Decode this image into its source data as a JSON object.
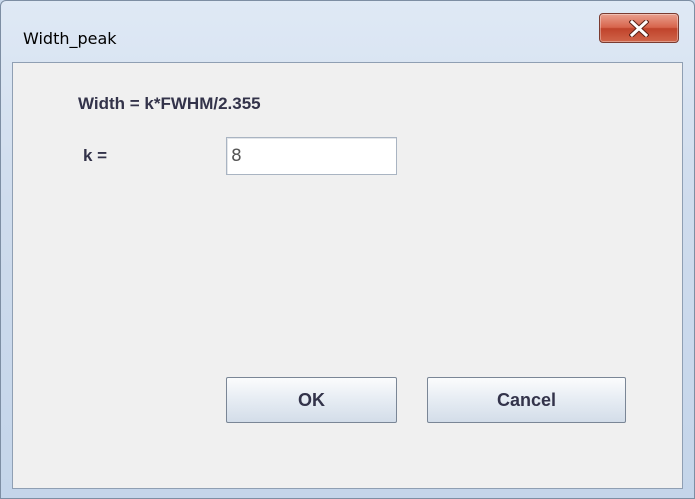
{
  "window": {
    "title": "Width_peak",
    "close_icon": "close-icon"
  },
  "form": {
    "formula": "Width = k*FWHM/2.355",
    "k_label": "k =",
    "k_value": "8"
  },
  "buttons": {
    "ok_label": "OK",
    "cancel_label": "Cancel"
  },
  "colors": {
    "close_button": "#d7644c",
    "client_background": "#f0f0f0",
    "label_text": "#33334a"
  }
}
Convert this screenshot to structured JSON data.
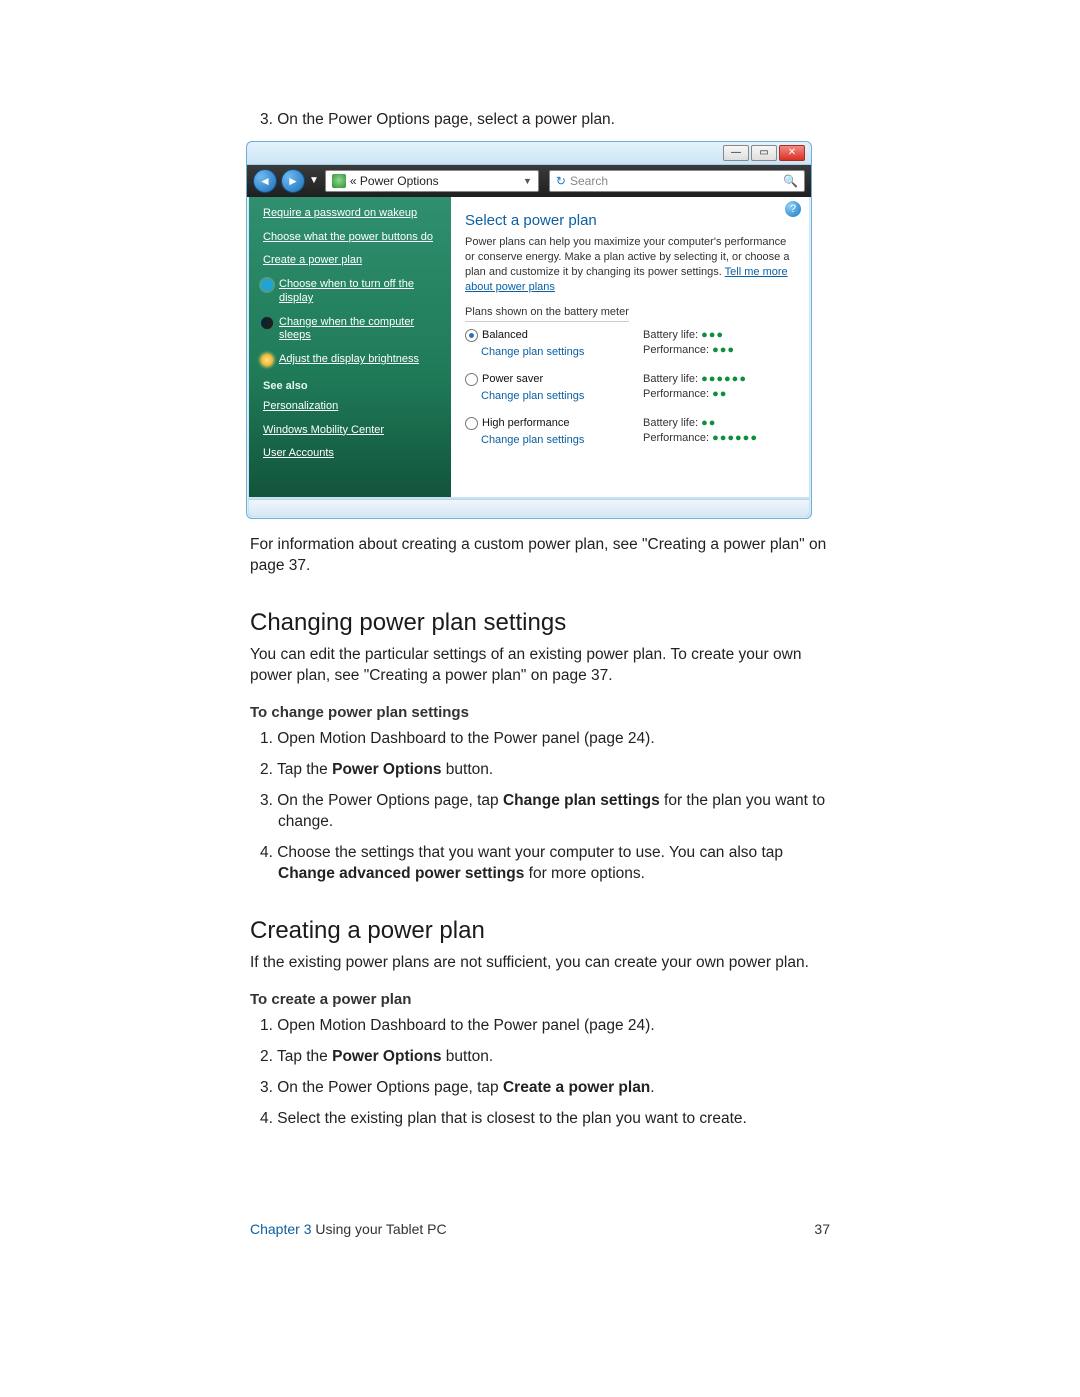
{
  "step3": "3.  On the Power Options page, select a power plan.",
  "window": {
    "breadcrumb": "«  Power Options",
    "searchPlaceholder": "Search",
    "sidebar": {
      "items": [
        "Require a password on wakeup",
        "Choose what the power buttons do",
        "Create a power plan",
        "Choose when to turn off the display",
        "Change when the computer sleeps",
        "Adjust the display brightness"
      ],
      "seeAlsoHead": "See also",
      "seeAlso": [
        "Personalization",
        "Windows Mobility Center",
        "User Accounts"
      ]
    },
    "main": {
      "heading": "Select a power plan",
      "descPre": "Power plans can help you maximize your computer's performance or conserve energy. Make a plan active by selecting it, or choose a plan and customize it by changing its power settings. ",
      "descLink": "Tell me more about power plans",
      "plansLabel": "Plans shown on the battery meter",
      "changeLink": "Change plan settings",
      "batteryLabel": "Battery life:",
      "perfLabel": "Performance:",
      "plans": [
        {
          "name": "Balanced",
          "selected": true,
          "battery": 3,
          "perf": 3
        },
        {
          "name": "Power saver",
          "selected": false,
          "battery": 6,
          "perf": 2
        },
        {
          "name": "High performance",
          "selected": false,
          "battery": 2,
          "perf": 6
        }
      ]
    }
  },
  "afterImg": "For information about creating a custom power plan, see \"Creating a power plan\" on page 37.",
  "sectionA": {
    "title": "Changing power plan settings",
    "intro": "You can edit the particular settings of an existing power plan. To create your own power plan, see \"Creating a power plan\" on page 37.",
    "procTitle": "To change power plan settings",
    "steps": {
      "s1": "1.  Open Motion Dashboard to the Power panel (page 24).",
      "s2a": "2.  Tap the ",
      "s2b": "Power Options",
      "s2c": " button.",
      "s3a": "3.  On the Power Options page, tap ",
      "s3b": "Change plan settings",
      "s3c": " for the plan you want to change.",
      "s4a": "4.  Choose the settings that you want your computer to use. You can also tap ",
      "s4b": "Change advanced power settings",
      "s4c": " for more options."
    }
  },
  "sectionB": {
    "title": "Creating a power plan",
    "intro": "If the existing power plans are not sufficient, you can create your own power plan.",
    "procTitle": "To create a power plan",
    "steps": {
      "s1": "1.  Open Motion Dashboard to the Power panel (page 24).",
      "s2a": "2.  Tap the ",
      "s2b": "Power Options",
      "s2c": " button.",
      "s3a": "3.  On the Power Options page, tap ",
      "s3b": "Create a power plan",
      "s3c": ".",
      "s4": "4.  Select the existing plan that is closest to the plan you want to create."
    }
  },
  "footer": {
    "chapter": "Chapter 3",
    "title": "  Using your Tablet PC",
    "page": "37"
  }
}
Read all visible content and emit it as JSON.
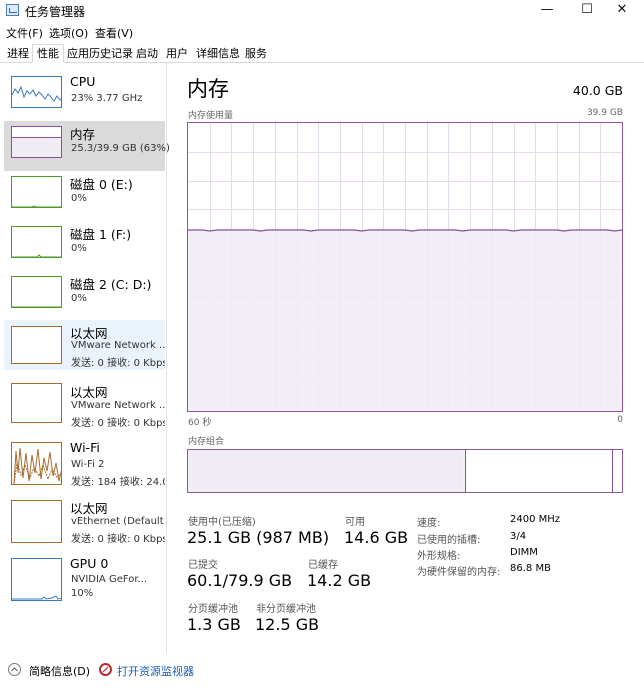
{
  "window": {
    "title": "任务管理器",
    "minimize": "—",
    "maximize": "☐",
    "close": "✕"
  },
  "menu": [
    "文件(F)",
    "选项(O)",
    "查看(V)"
  ],
  "tabs": [
    "进程",
    "性能",
    "应用历史记录",
    "启动",
    "用户",
    "详细信息",
    "服务"
  ],
  "active_tab": 1,
  "sidebar": {
    "items": [
      {
        "title": "CPU",
        "sub1": "23%  3.77 GHz",
        "color": "#3a7bbf"
      },
      {
        "title": "内存",
        "sub1": "25.3/39.9 GB (63%)",
        "color": "#8b4ea0",
        "fill": 0.63
      },
      {
        "title": "磁盘 0 (E:)",
        "sub1": "0%",
        "color": "#4d9a2a"
      },
      {
        "title": "磁盘 1 (F:)",
        "sub1": "0%",
        "color": "#4d9a2a"
      },
      {
        "title": "磁盘 2 (C: D:)",
        "sub1": "0%",
        "color": "#4d9a2a"
      },
      {
        "title": "以太网",
        "sub1": "VMware Network ...",
        "sub2": "发送: 0  接收: 0 Kbps",
        "color": "#a76a2a"
      },
      {
        "title": "以太网",
        "sub1": "VMware Network ...",
        "sub2": "发送: 0  接收: 0 Kbps",
        "color": "#a76a2a"
      },
      {
        "title": "Wi-Fi",
        "sub1": "Wi-Fi 2",
        "sub2": "发送: 184  接收: 24.0",
        "color": "#a76a2a"
      },
      {
        "title": "以太网",
        "sub1": "vEthernet (Default ...",
        "sub2": "发送: 0  接收: 0 Kbps",
        "color": "#a76a2a"
      },
      {
        "title": "GPU 0",
        "sub1": "NVIDIA GeFor...",
        "sub2": "10%",
        "color": "#3a7bbf"
      }
    ]
  },
  "main": {
    "heading": "内存",
    "total": "40.0 GB",
    "usage_label": "内存使用量",
    "usage_max": "39.9 GB",
    "usage_fraction": 0.63,
    "time_left": "60 秒",
    "time_right": "0",
    "composition_label": "内存组合",
    "stats": {
      "in_use_label": "使用中(已压缩)",
      "in_use_value": "25.1 GB (987 MB)",
      "available_label": "可用",
      "available_value": "14.6 GB",
      "committed_label": "已提交",
      "committed_value": "60.1/79.9 GB",
      "cached_label": "已缓存",
      "cached_value": "14.2 GB",
      "paged_label": "分页缓冲池",
      "paged_value": "1.3 GB",
      "nonpaged_label": "非分页缓冲池",
      "nonpaged_value": "12.5 GB"
    },
    "details": {
      "speed_label": "速度:",
      "speed_value": "2400 MHz",
      "slots_label": "已使用的插槽:",
      "slots_value": "3/4",
      "form_label": "外形规格:",
      "form_value": "DIMM",
      "reserved_label": "为硬件保留的内存:",
      "reserved_value": "86.8 MB"
    }
  },
  "footer": {
    "summary": "简略信息(D)",
    "monitor": "打开资源监视器"
  },
  "colors": {
    "memory": "#8b4ea0",
    "memory_fill": "#f1ebf4",
    "grid": "#e6dbea"
  }
}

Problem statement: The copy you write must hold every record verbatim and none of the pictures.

Task output:
Decode this image into its source data as a JSON object.
{
  "window": {
    "title": "Width_peak",
    "close_icon": "close-icon"
  },
  "form": {
    "formula": "Width = k*FWHM/2.355",
    "k_label": "k =",
    "k_value": "8"
  },
  "buttons": {
    "ok_label": "OK",
    "cancel_label": "Cancel"
  },
  "colors": {
    "close_button": "#d7644c",
    "client_background": "#f0f0f0",
    "label_text": "#33334a"
  }
}
Convert this screenshot to structured JSON data.
{
  "step3": "3.  On the Power Options page, select a power plan.",
  "window": {
    "breadcrumb": "«  Power Options",
    "searchPlaceholder": "Search",
    "sidebar": {
      "items": [
        "Require a password on wakeup",
        "Choose what the power buttons do",
        "Create a power plan",
        "Choose when to turn off the display",
        "Change when the computer sleeps",
        "Adjust the display brightness"
      ],
      "seeAlsoHead": "See also",
      "seeAlso": [
        "Personalization",
        "Windows Mobility Center",
        "User Accounts"
      ]
    },
    "main": {
      "heading": "Select a power plan",
      "descPre": "Power plans can help you maximize your computer's performance or conserve energy. Make a plan active by selecting it, or choose a plan and customize it by changing its power settings. ",
      "descLink": "Tell me more about power plans",
      "plansLabel": "Plans shown on the battery meter",
      "changeLink": "Change plan settings",
      "batteryLabel": "Battery life:",
      "perfLabel": "Performance:",
      "plans": [
        {
          "name": "Balanced",
          "selected": true,
          "battery": 3,
          "perf": 3
        },
        {
          "name": "Power saver",
          "selected": false,
          "battery": 6,
          "perf": 2
        },
        {
          "name": "High performance",
          "selected": false,
          "battery": 2,
          "perf": 6
        }
      ]
    }
  },
  "afterImg": "For information about creating a custom power plan, see \"Creating a power plan\" on page 37.",
  "sectionA": {
    "title": "Changing power plan settings",
    "intro": "You can edit the particular settings of an existing power plan. To create your own power plan, see \"Creating a power plan\" on page 37.",
    "procTitle": "To change power plan settings",
    "steps": {
      "s1": "1.  Open Motion Dashboard to the Power panel (page 24).",
      "s2a": "2.  Tap the ",
      "s2b": "Power Options",
      "s2c": " button.",
      "s3a": "3.  On the Power Options page, tap ",
      "s3b": "Change plan settings",
      "s3c": " for the plan you want to change.",
      "s4a": "4.  Choose the settings that you want your computer to use. You can also tap ",
      "s4b": "Change advanced power settings",
      "s4c": " for more options."
    }
  },
  "sectionB": {
    "title": "Creating a power plan",
    "intro": "If the existing power plans are not sufficient, you can create your own power plan.",
    "procTitle": "To create a power plan",
    "steps": {
      "s1": "1.  Open Motion Dashboard to the Power panel (page 24).",
      "s2a": "2.  Tap the ",
      "s2b": "Power Options",
      "s2c": " button.",
      "s3a": "3.  On the Power Options page, tap ",
      "s3b": "Create a power plan",
      "s3c": ".",
      "s4": "4.  Select the existing plan that is closest to the plan you want to create."
    }
  },
  "footer": {
    "chapter": "Chapter 3",
    "title": "  Using your Tablet PC",
    "page": "37"
  }
}
Read all visible content and emit it as JSON.
{
  "window": {
    "title": "任务管理器",
    "minimize": "—",
    "maximize": "☐",
    "close": "✕"
  },
  "menu": [
    "文件(F)",
    "选项(O)",
    "查看(V)"
  ],
  "tabs": [
    "进程",
    "性能",
    "应用历史记录",
    "启动",
    "用户",
    "详细信息",
    "服务"
  ],
  "active_tab": 1,
  "sidebar": {
    "items": [
      {
        "title": "CPU",
        "sub1": "23%  3.77 GHz",
        "color": "#3a7bbf"
      },
      {
        "title": "内存",
        "sub1": "25.3/39.9 GB (63%)",
        "color": "#8b4ea0",
        "fill": 0.63
      },
      {
        "title": "磁盘 0 (E:)",
        "sub1": "0%",
        "color": "#4d9a2a"
      },
      {
        "title": "磁盘 1 (F:)",
        "sub1": "0%",
        "color": "#4d9a2a"
      },
      {
        "title": "磁盘 2 (C: D:)",
        "sub1": "0%",
        "color": "#4d9a2a"
      },
      {
        "title": "以太网",
        "sub1": "VMware Network ...",
        "sub2": "发送: 0  接收: 0 Kbps",
        "color": "#a76a2a"
      },
      {
        "title": "以太网",
        "sub1": "VMware Network ...",
        "sub2": "发送: 0  接收: 0 Kbps",
        "color": "#a76a2a"
      },
      {
        "title": "Wi-Fi",
        "sub1": "Wi-Fi 2",
        "sub2": "发送: 184  接收: 24.0",
        "color": "#a76a2a"
      },
      {
        "title": "以太网",
        "sub1": "vEthernet (Default ...",
        "sub2": "发送: 0  接收: 0 Kbps",
        "color": "#a76a2a"
      },
      {
        "title": "GPU 0",
        "sub1": "NVIDIA GeFor...",
        "sub2": "10%",
        "color": "#3a7bbf"
      }
    ]
  },
  "main": {
    "heading": "内存",
    "total": "40.0 GB",
    "usage_label": "内存使用量",
    "usage_max": "39.9 GB",
    "usage_fraction": 0.63,
    "time_left": "60 秒",
    "time_right": "0",
    "composition_label": "内存组合",
    "stats": {
      "in_use_label": "使用中(已压缩)",
      "in_use_value": "25.1 GB (987 MB)",
      "available_label": "可用",
      "available_value": "14.6 GB",
      "committed_label": "已提交",
      "committed_value": "60.1/79.9 GB",
      "cached_label": "已缓存",
      "cached_value": "14.2 GB",
      "paged_label": "分页缓冲池",
      "paged_value": "1.3 GB",
      "nonpaged_label": "非分页缓冲池",
      "nonpaged_value": "12.5 GB"
    },
    "details": {
      "speed_label": "速度:",
      "speed_value": "2400 MHz",
      "slots_label": "已使用的插槽:",
      "slots_value": "3/4",
      "form_label": "外形规格:",
      "form_value": "DIMM",
      "reserved_label": "为硬件保留的内存:",
      "reserved_value": "86.8 MB"
    }
  },
  "footer": {
    "summary": "简略信息(D)",
    "monitor": "打开资源监视器"
  },
  "colors": {
    "memory": "#8b4ea0",
    "memory_fill": "#f1ebf4",
    "grid": "#e6dbea"
  }
}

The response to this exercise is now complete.